Soil samples (30 g, dry weight) were placed in 150-ml plastic bottles (eight replicates for each site) and were adjusted to approximately 60% water holding capacity (WHC) with deionized water. Then, the incubation bottles were sealed with parafilm and pre-incubated for 24 h at 25°C for short-term equilibration. Then, the pre-incubated soil samples were divided into two subsamples. One soil subsample was used for measuring the initial NH4+-N and NO3--N concentrations (c(NH4+-N) t0 and c(NO3--N) t0) and the other subsample was incubated for 7-days in the chambers. The optimum temperature for soil microbial activity in the three transects might be different because of the long-term microbial adaption to different climatic conditions (especially temperature and precipitation). We incubated the collected soil samples at 15℃ for samples from the Tibetan Plateau, at 20℃ for samples from the Inner Mongolia Plateau, and at 25℃ for samples from the Loess Plateau. The incubation temperature for soils from each plateau was chosen based on the mean highest daily temperature from mid-July to mid-August, corresponding to the hottest time period in the year for each plateau. This also covered the period during which the field work was conducted. This gives the maximum potential N mineralization rate that can realistically occur for the three steppes in each plateau. During the 7-day incubation period, the soil samples were maintained at a constant WHC with deionized water every 2–3 days. After the incubation, the NH4+-N and NO3--N concentrations (c(HN4+-N) t1 and c(NO3--N) t1) were measured.

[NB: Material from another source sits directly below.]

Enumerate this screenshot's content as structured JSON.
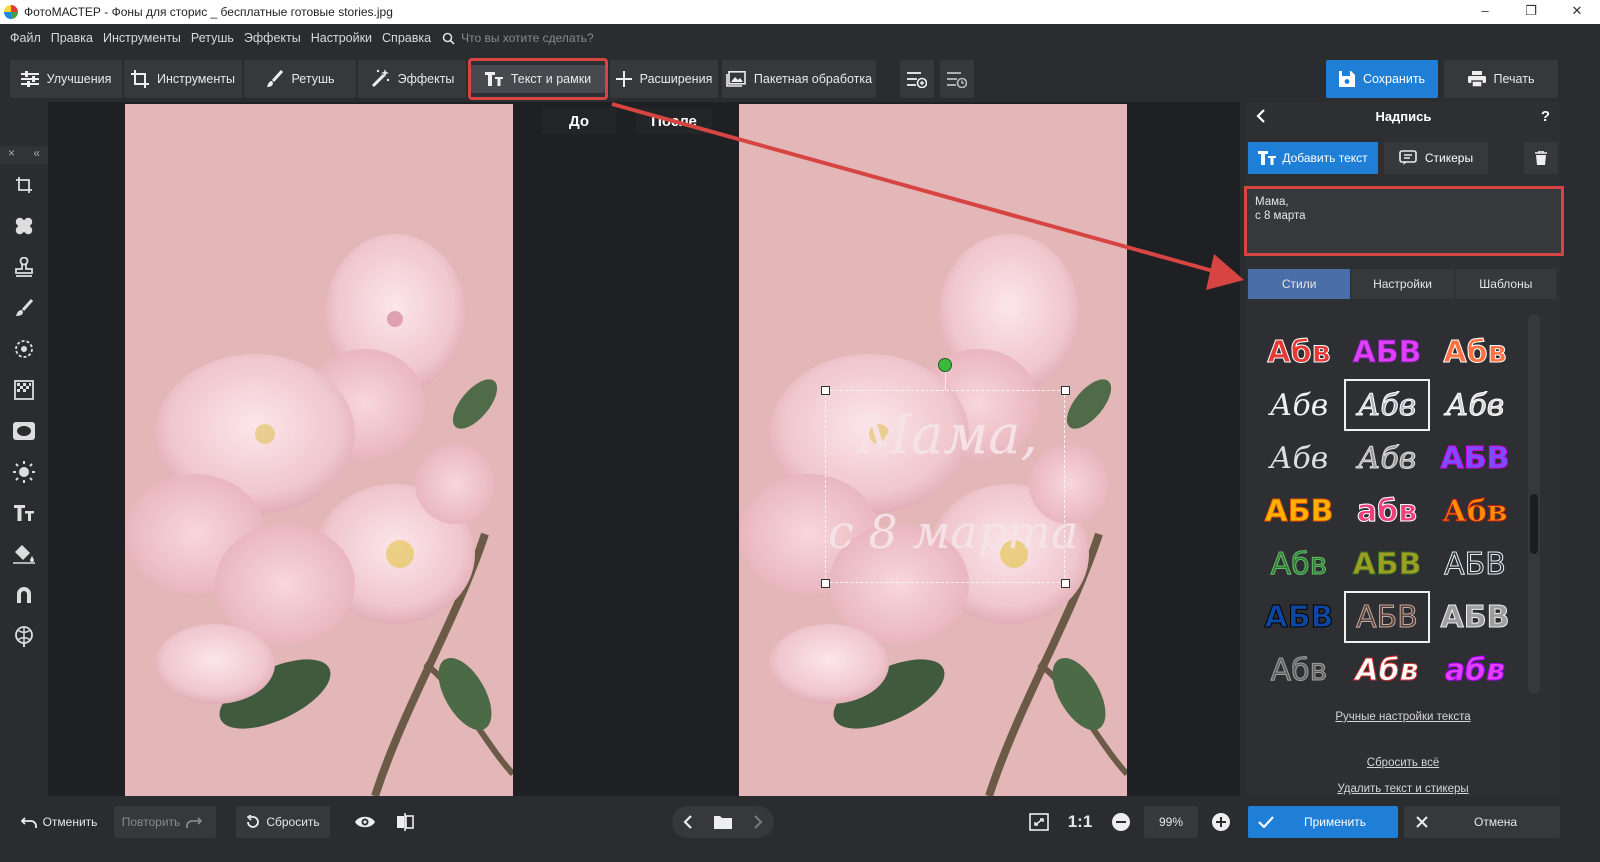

The RPNM on a dry mass basis was calculated as the difference in NH4+-N and NO3--N concentrations before and after incubating the samples (Wang et al., 2006):

RPNM = (∆c (NH4+-N) + ∆c(NO3 -N)) / ∆t               (1)

where ∆t is the incubation time.

The hydrothermal index (HT) was used to determine the equilibrium state of hydrothermal resource allocation (Zhang et al., 2020). HT is the ratio of the normalized mean annual precipitation (MAPnorm) to the normalized mean annual temperature (MATnorm), as shown in Equations 2–4 according to Zhang et al. (2020):

MAPnorm = (MAP − MAPmin) / (MAPmax − MAPmin)           (2)

MATnorm = (MAT − MATmin) / (MATmax − MATmin)         (3)

HT = MAPnorm / MATnorm                       (4)

where MAP𝑚𝑖𝑛 is the minimum of the average annual precipitation across the 30 grassland sites included in this study, MAP𝑚𝑎𝑥 is the regional maximum, MAT𝑚𝑖𝑛 is the regional minimum of the average annual temperature across the 30 grassland sites in this study, and MAT𝑚𝑎𝑥 is the regional maximum temperature.

Funding

Chinese National Key Development Program for Basic Research, Award: 2017YFA0604802

National Natural Science Foundation of China, Award: 31770526

The Second Tibetan Plateau Scientific Expedition and Research Program, Award: 2019QZKK0606

The High Level Talents Project of Shanxi Agricultural University, Award: 2021XG008

Shanxi Key Laboratory Project, Award: 202104010910017